..... "But in terms of infection prevention and maintenance therapy and suppressive therapy, certainly inhaled antibiotics offer at least a very nice option for many patients, if they can take them and tolerate them and afford them"
..... "some of my patients are on inhaled TOBI, for example, for maintenance therapy"
That last observation is of particular interest - TOBI is not approved as a therapy for Non-CF Bronchiectasis.
TOBI was studied at Phase II, and it was reiterated in the workshop that the benefit from the reduction in bacterial load was perceived to be cancelled out by the side effects of the therapy. Seems to me pretty much the same story as its approved (CF) use nowadays - kills the pseudomonas, but doesn't deliver a noticeable improvement in quality of life.
As usual, form your own opinion of how widely Arikace is likely to be used under the NTM Expanded Access program next year.
oh, fud...another thing about compassionate use. It is intended for the treatment of diseases that have no alternate therapy. Or, if there is a therapy, that individual is refractory. All those people that have CF or other disease will be treated by FDA approved therapies until they do not respond...then the physician can consider using Arikace.
Now, the bombastic sort that you are will not realize the following two things. 1) I know what I'm talking about and 2) I'm a long. The lies you tell here are not acceptable.
I'm encouraged by the fact that not a single user of this forum thus far has responded to my invitation -
"I assume physicians are free to decide whether or not a particular patient is likely to benefit from a therapy available via a Compassionate Use program, assuming the funding is there, but I'd welcome input from anybody who knows for sure."
One of the more prolific contributors to this forum did pull me up on my suggestion (in the title, but not in the post itself) that EAP might effectively stand for Early Access Program.
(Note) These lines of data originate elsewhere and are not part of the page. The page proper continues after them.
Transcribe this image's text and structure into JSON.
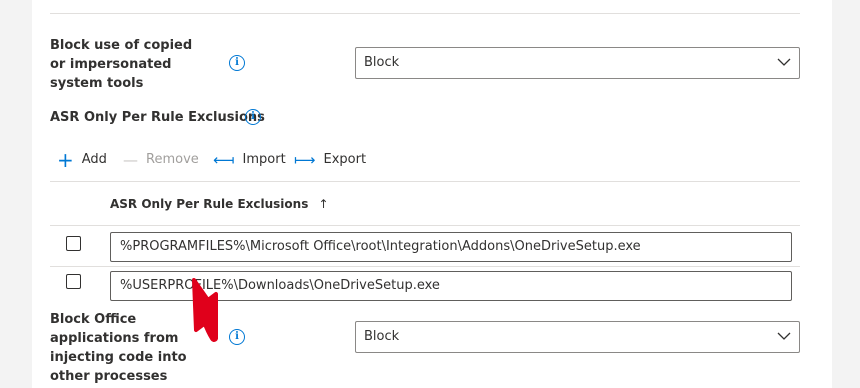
{
  "rule1": {
    "label": "Block use of copied or impersonated system tools",
    "select_value": "Block"
  },
  "exclusions_header": {
    "label": "ASR Only Per Rule Exclusions"
  },
  "toolbar": {
    "add_label": "Add",
    "remove_label": "Remove",
    "import_label": "Import",
    "export_label": "Export"
  },
  "table": {
    "column_header": "ASR Only Per Rule Exclusions",
    "sort_indicator": "↑",
    "rows": [
      {
        "value": "%PROGRAMFILES%\\Microsoft Office\\root\\Integration\\Addons\\OneDriveSetup.exe"
      },
      {
        "value": "%USERPROFILE%\\Downloads\\OneDriveSetup.exe"
      }
    ]
  },
  "rule2": {
    "label": "Block Office applications from injecting code into other processes",
    "select_value": "Block"
  },
  "annotation": {
    "arrow_color": "#e0001b"
  },
  "colors": {
    "accent": "#0078d4"
  },
  "icons": {
    "info": "info-icon",
    "add": "plus-icon",
    "remove": "minus-icon",
    "import": "import-arrow-icon",
    "export": "export-arrow-icon",
    "chevron": "chevron-down-icon"
  }
}
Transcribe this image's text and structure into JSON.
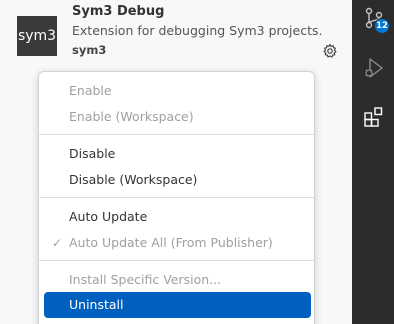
{
  "extension": {
    "icon_text": "sym3",
    "name": "Sym3 Debug",
    "description": "Extension for debugging Sym3 projects.",
    "publisher": "sym3"
  },
  "activity_bar": {
    "icons": [
      "source-control-icon",
      "run-debug-icon",
      "extensions-icon"
    ],
    "badge": "12",
    "colors": {
      "background": "#2c2c2c",
      "badge": "#0078d4"
    }
  },
  "menu": {
    "items": [
      {
        "label": "Enable",
        "state": "disabled"
      },
      {
        "label": "Enable (Workspace)",
        "state": "disabled"
      },
      {
        "label": "Disable",
        "state": "enabled"
      },
      {
        "label": "Disable (Workspace)",
        "state": "enabled"
      },
      {
        "label": "Auto Update",
        "state": "enabled"
      },
      {
        "label": "Auto Update All (From Publisher)",
        "state": "disabled",
        "checked": true
      },
      {
        "label": "Install Specific Version...",
        "state": "disabled"
      },
      {
        "label": "Uninstall",
        "state": "selected"
      }
    ],
    "colors": {
      "selected": "#0060c0",
      "disabled_text": "#a0a0a0"
    }
  }
}
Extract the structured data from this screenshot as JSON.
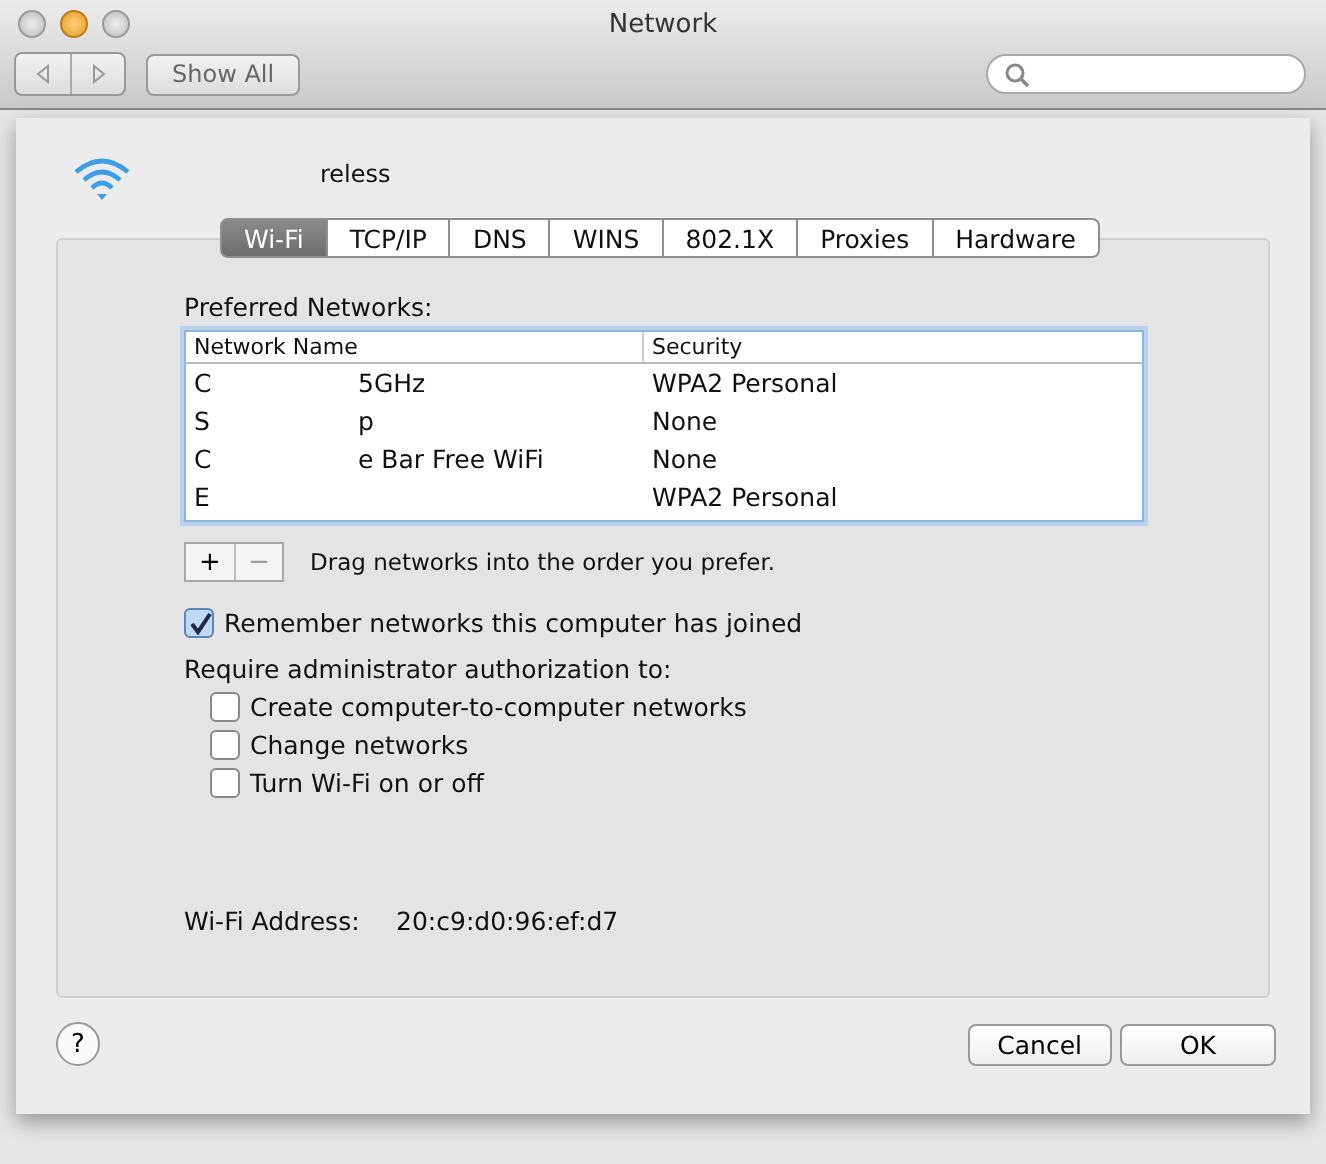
{
  "window": {
    "title": "Network"
  },
  "toolbar": {
    "show_all": "Show All"
  },
  "sheet": {
    "service_name": "reless",
    "tabs": [
      {
        "label": "Wi-Fi",
        "selected": true
      },
      {
        "label": "TCP/IP",
        "selected": false
      },
      {
        "label": "DNS",
        "selected": false
      },
      {
        "label": "WINS",
        "selected": false
      },
      {
        "label": "802.1X",
        "selected": false
      },
      {
        "label": "Proxies",
        "selected": false
      },
      {
        "label": "Hardware",
        "selected": false
      }
    ],
    "preferred_label": "Preferred Networks:",
    "table": {
      "columns": [
        "Network Name",
        "Security"
      ],
      "rows": [
        {
          "name_parts": [
            "C",
            "5GHz"
          ],
          "security": "WPA2 Personal"
        },
        {
          "name_parts": [
            "S",
            "p"
          ],
          "security": "None"
        },
        {
          "name_parts": [
            "C",
            "e Bar Free WiFi"
          ],
          "security": "None"
        },
        {
          "name_parts": [
            "E"
          ],
          "security": "WPA2 Personal"
        }
      ]
    },
    "add": "+",
    "remove": "−",
    "drag_hint": "Drag networks into the order you prefer.",
    "remember": {
      "label": "Remember networks this computer has joined",
      "checked": true
    },
    "require_label": "Require administrator authorization to:",
    "require_options": [
      {
        "label": "Create computer-to-computer networks",
        "checked": false
      },
      {
        "label": "Change networks",
        "checked": false
      },
      {
        "label": "Turn Wi-Fi on or off",
        "checked": false
      }
    ],
    "address_label": "Wi-Fi Address:",
    "address_value": "20:c9:d0:96:ef:d7",
    "help": "?",
    "buttons": [
      "Cancel",
      "OK"
    ]
  }
}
Should we take that as an implicit agreement that pulmonologists will be free to use Arikace under the EAP if they feel that their patients would benefit from the therapy?
Compassionate use will generate just about zero profit. And the outcome of the patients that are treated will not be part of any study. Compassionate use is nice for the patient if it works...but it doesn't do much for the bottom line or approval.
Fud, for some reason or another, sees this as a major milestone or development. It isn't.
In response to a question about the ideal target of permanently ridding patients of the offending "bugs" -
"Environmental bugs get into surfaces in your body or procedures. And everyone's all stuck on the fact that there's just one of them there. You just have the, you know, the black curly haired bugs there.
But the bottom line is, when you have an environmental source of a - there's multiple different strains living in that environment. So it makes sense to me that you're often infected with multiple different strains. They'll have different susceptibility patterns. They'll behave differently. So you might get rid of one, but you don't get rid of the other, or maybe they're competing with each other in there. And so you don't really know what's going on. I think it's a very dynamic situation.
But I do think it's a good goal. I share your goal. We try that with NTM. We try to get rid of it. You know we often don't, and even if we get rid of it, or we think we get rid of it, we don't find it for many years. You look at their CT scans and it's hard to believe it's not in there still. I think probably if everyone lived long enough, we'd find it again.
But it's a noble goal and it may be possible if we have the right drugs. That's another thing to think about."
Btw - it was suggested that perhaps a more suitable approach would be a similar therapeutic regimen to that used with Cystic Fibrosis - permanent maintenance therapy involving antibiotic rotation.